A s a trailblazer in Orthodox Jewish life, Ed Bernstein — who passed away just weeks before Pesach at the age of 75 — was an unlikely candidate. A third-generation native and lifelong resident of Denver, Colorado, Ed — known to all simply as Uncle Eddie — was a gentle, self-effacing man who made his living as a versatile photographer, doing weddings, conventions and other events, portrait sittings, even commercial work.

But a photo he took of Chicago’s Rav Aharon Soloveitchik on the latter’s visit to Denver in 1972 sparked a lifelong passion for creating richly crafted, formal photographic portraits of roshei yeshivah and rabbanim. And thus began what Ed Bernstein came to see as his unique mission: to capture enduring images of gedolei Yisrael and make them available to Jews everywhere.

Over the next four decades, his iconic photos came to grace walls, desks, and book covers in Jewish homes across America and around the world. Wielding his old-style Canon SLR camera as an artist would his brush and palette, Mr. Bernstein brought an intimate familiarity with our nation’s great personalities into the homes — and consciousness — of average Jews like never before.

As one visitor to the shivah for Mr. Bernstein put it: “When I heard Ed Bernstein had been niftar, I thought to myself, ‘So many gedolim will come out to greet him in Shamayim, because he immortalized them.’ He started a trend of people owning pictures of gedolim. When I was growing up, we just imagined what gedolim like the Chofetz Chaim and Rav Chaim Ozer looked like, but now it’s real. We connect the person with the image.”

Ed Bernstein grew up on Denver’s West Side in the 1950s, at a time when his public school would close for all Jewish holidays because the student body was 95 percent Jewish, but there wasn’t a single after-school Talmud Torah for him to attend. Somehow, perhaps at the urging of the Bernsteins’ neighbor Rav B.C. Shloime Twerski, he headed east after tenth grade to spend the remaining two years of high school at Ner Israel in Baltimore.

When Rabbis Yisroel Meir Kagan and Yitzchok Wasserman founded Denver’s Yeshiva Toras Chaim (YTC) in 1967, Ed drew close to the yeshivah community, even serving as YTC’s first secretary. During the last two decades of his life, he was also a fixture in the yeshivah’s beis medrash and in that of the Denver Community Kollel, where he learned with numerous chavrusas each week, as well as many more by phone. The chavrusas he established in a whole gamut of Torah topics, learning with scores of people around the world, sometimes for decades, was Ed’s way of thanking Hashem for having brought him miraculously through cancer surgery that modern medicine would say was impossible to survive.

He built his one-of-a-kind portrait collection using a simple method: He’d travel to the home of a rav or rosh yeshivah he wanted to photograph and knock on the door, introducing himself as a photographer from Denver and asking for a few minutes of his would-be subject’s time. More often than not, he got the photo session he sought, shooting a complete roll of some 40-plus frames.

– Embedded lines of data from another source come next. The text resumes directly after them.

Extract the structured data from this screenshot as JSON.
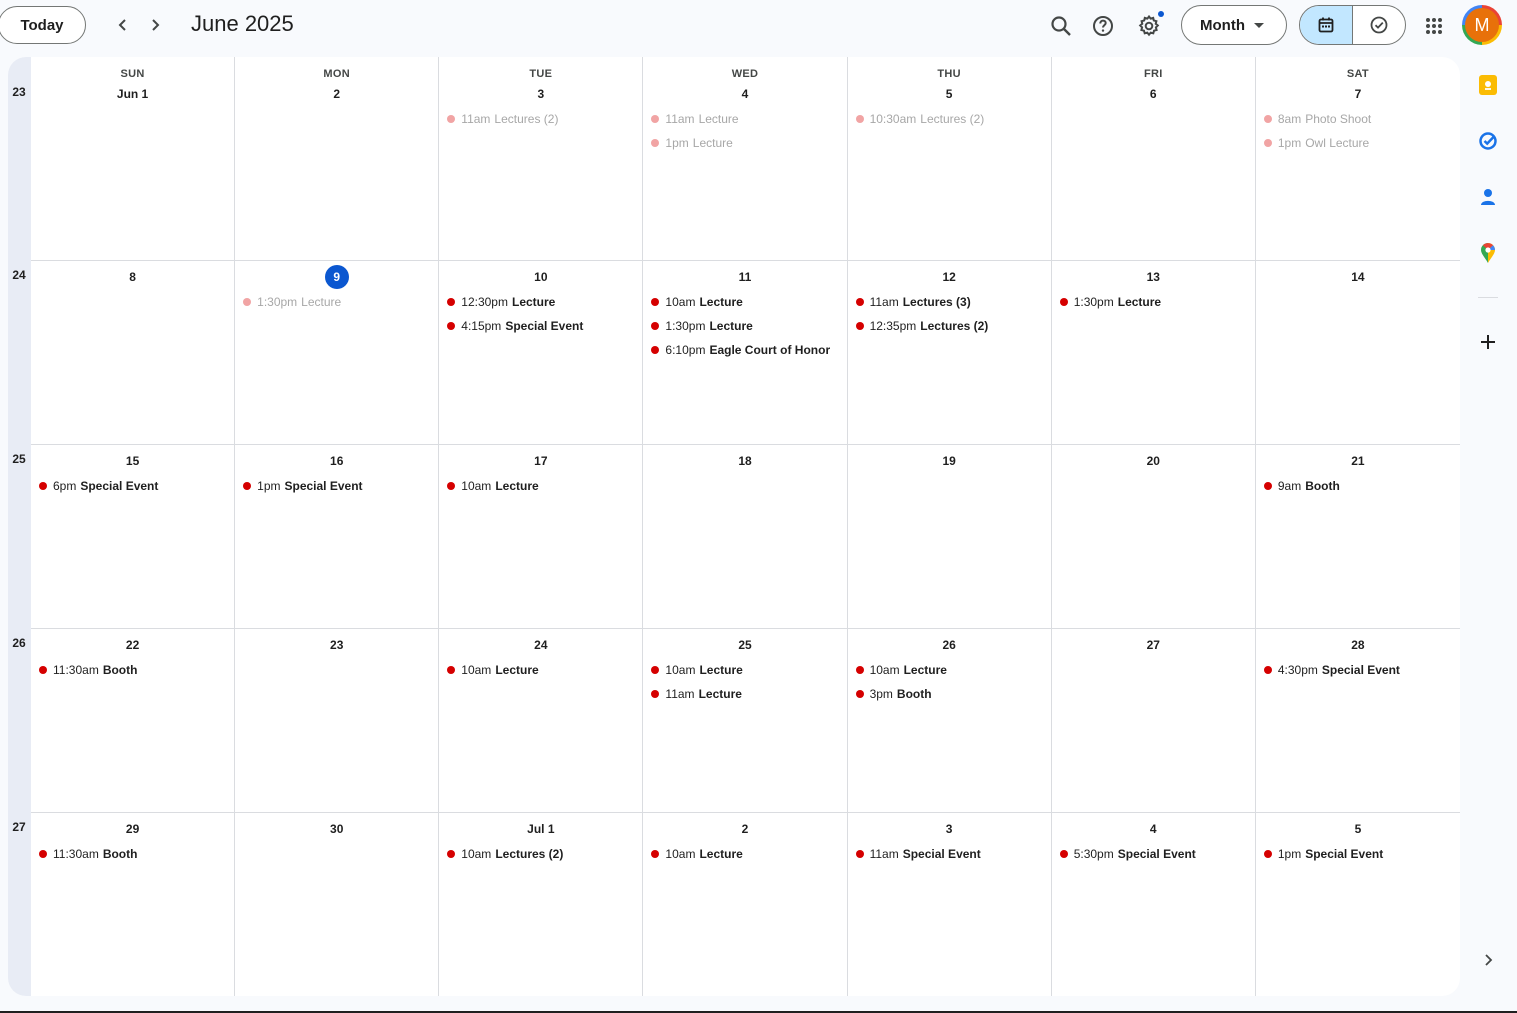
{
  "header": {
    "today_label": "Today",
    "title": "June 2025",
    "view_label": "Month",
    "avatar_initial": "M",
    "icons": [
      "chevron-left-icon",
      "chevron-right-icon",
      "search-icon",
      "help-icon",
      "settings-icon",
      "caret-down-icon",
      "calendar-icon",
      "tasks-icon",
      "apps-grid-icon"
    ]
  },
  "calendar": {
    "weekdays": [
      "SUN",
      "MON",
      "TUE",
      "WED",
      "THU",
      "FRI",
      "SAT"
    ],
    "weeks": [
      {
        "number": "23",
        "days": [
          {
            "date": "Jun 1",
            "events": []
          },
          {
            "date": "2",
            "events": []
          },
          {
            "date": "3",
            "events": [
              {
                "time": "11am",
                "name": "Lectures (2)",
                "past": true
              }
            ]
          },
          {
            "date": "4",
            "events": [
              {
                "time": "11am",
                "name": "Lecture",
                "past": true
              },
              {
                "time": "1pm",
                "name": "Lecture",
                "past": true
              }
            ]
          },
          {
            "date": "5",
            "events": [
              {
                "time": "10:30am",
                "name": "Lectures (2)",
                "past": true
              }
            ]
          },
          {
            "date": "6",
            "events": []
          },
          {
            "date": "7",
            "events": [
              {
                "time": "8am",
                "name": "Photo Shoot",
                "past": true
              },
              {
                "time": "1pm",
                "name": "Owl Lecture",
                "past": true
              }
            ]
          }
        ]
      },
      {
        "number": "24",
        "days": [
          {
            "date": "8",
            "events": []
          },
          {
            "date": "9",
            "today": true,
            "events": [
              {
                "time": "1:30pm",
                "name": "Lecture",
                "past": true
              }
            ]
          },
          {
            "date": "10",
            "events": [
              {
                "time": "12:30pm",
                "name": "Lecture"
              },
              {
                "time": "4:15pm",
                "name": "Special Event"
              }
            ]
          },
          {
            "date": "11",
            "events": [
              {
                "time": "10am",
                "name": "Lecture"
              },
              {
                "time": "1:30pm",
                "name": "Lecture"
              },
              {
                "time": "6:10pm",
                "name": "Eagle Court of Honor"
              }
            ]
          },
          {
            "date": "12",
            "events": [
              {
                "time": "11am",
                "name": "Lectures (3)"
              },
              {
                "time": "12:35pm",
                "name": "Lectures (2)"
              }
            ]
          },
          {
            "date": "13",
            "events": [
              {
                "time": "1:30pm",
                "name": "Lecture"
              }
            ]
          },
          {
            "date": "14",
            "events": []
          }
        ]
      },
      {
        "number": "25",
        "days": [
          {
            "date": "15",
            "events": [
              {
                "time": "6pm",
                "name": "Special Event"
              }
            ]
          },
          {
            "date": "16",
            "events": [
              {
                "time": "1pm",
                "name": "Special Event"
              }
            ]
          },
          {
            "date": "17",
            "events": [
              {
                "time": "10am",
                "name": "Lecture"
              }
            ]
          },
          {
            "date": "18",
            "events": []
          },
          {
            "date": "19",
            "events": []
          },
          {
            "date": "20",
            "events": []
          },
          {
            "date": "21",
            "events": [
              {
                "time": "9am",
                "name": "Booth"
              }
            ]
          }
        ]
      },
      {
        "number": "26",
        "days": [
          {
            "date": "22",
            "events": [
              {
                "time": "11:30am",
                "name": "Booth"
              }
            ]
          },
          {
            "date": "23",
            "events": []
          },
          {
            "date": "24",
            "events": [
              {
                "time": "10am",
                "name": "Lecture"
              }
            ]
          },
          {
            "date": "25",
            "events": [
              {
                "time": "10am",
                "name": "Lecture"
              },
              {
                "time": "11am",
                "name": "Lecture"
              }
            ]
          },
          {
            "date": "26",
            "events": [
              {
                "time": "10am",
                "name": "Lecture"
              },
              {
                "time": "3pm",
                "name": "Booth"
              }
            ]
          },
          {
            "date": "27",
            "events": []
          },
          {
            "date": "28",
            "events": [
              {
                "time": "4:30pm",
                "name": "Special Event"
              }
            ]
          }
        ]
      },
      {
        "number": "27",
        "days": [
          {
            "date": "29",
            "events": [
              {
                "time": "11:30am",
                "name": "Booth"
              }
            ]
          },
          {
            "date": "30",
            "events": []
          },
          {
            "date": "Jul 1",
            "events": [
              {
                "time": "10am",
                "name": "Lectures (2)"
              }
            ]
          },
          {
            "date": "2",
            "events": [
              {
                "time": "10am",
                "name": "Lecture"
              }
            ]
          },
          {
            "date": "3",
            "events": [
              {
                "time": "11am",
                "name": "Special Event"
              }
            ]
          },
          {
            "date": "4",
            "events": [
              {
                "time": "5:30pm",
                "name": "Special Event"
              }
            ]
          },
          {
            "date": "5",
            "events": [
              {
                "time": "1pm",
                "name": "Special Event"
              }
            ]
          }
        ]
      }
    ]
  },
  "side_panel": {
    "icons": [
      "keep-icon",
      "tasks-icon",
      "contacts-icon",
      "maps-icon",
      "add-icon",
      "expand-panel-icon"
    ]
  },
  "colors": {
    "event_dot": "#d50000",
    "past_event_dot": "#f1a4a4",
    "today_circle": "#0b57d0",
    "selected_view": "#c2e7ff"
  }
}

After returning home to Denver from a shoot, he’d often drop by YTC, setting out all the photos he’d taken and soliciting the help of the bochurim in selecting the one image in the batch that would become the newest Ed Bernstein classic, the definitive picture that the frum community would associate with that gadol’s name for years to come. The other photos, along with the negatives, would be secreted away in a safe he kept in his home for that purpose.

On a recent visit to the Lakewood home of Mr. Bernstein’s son, Rabbi Doneal Bernstein, he shared with Mishpacha the anecdotes and insights that serve as a fascinating backdrop to some of his father’s best-known portraits. (Excerpted from Mishpacha, Issue 704)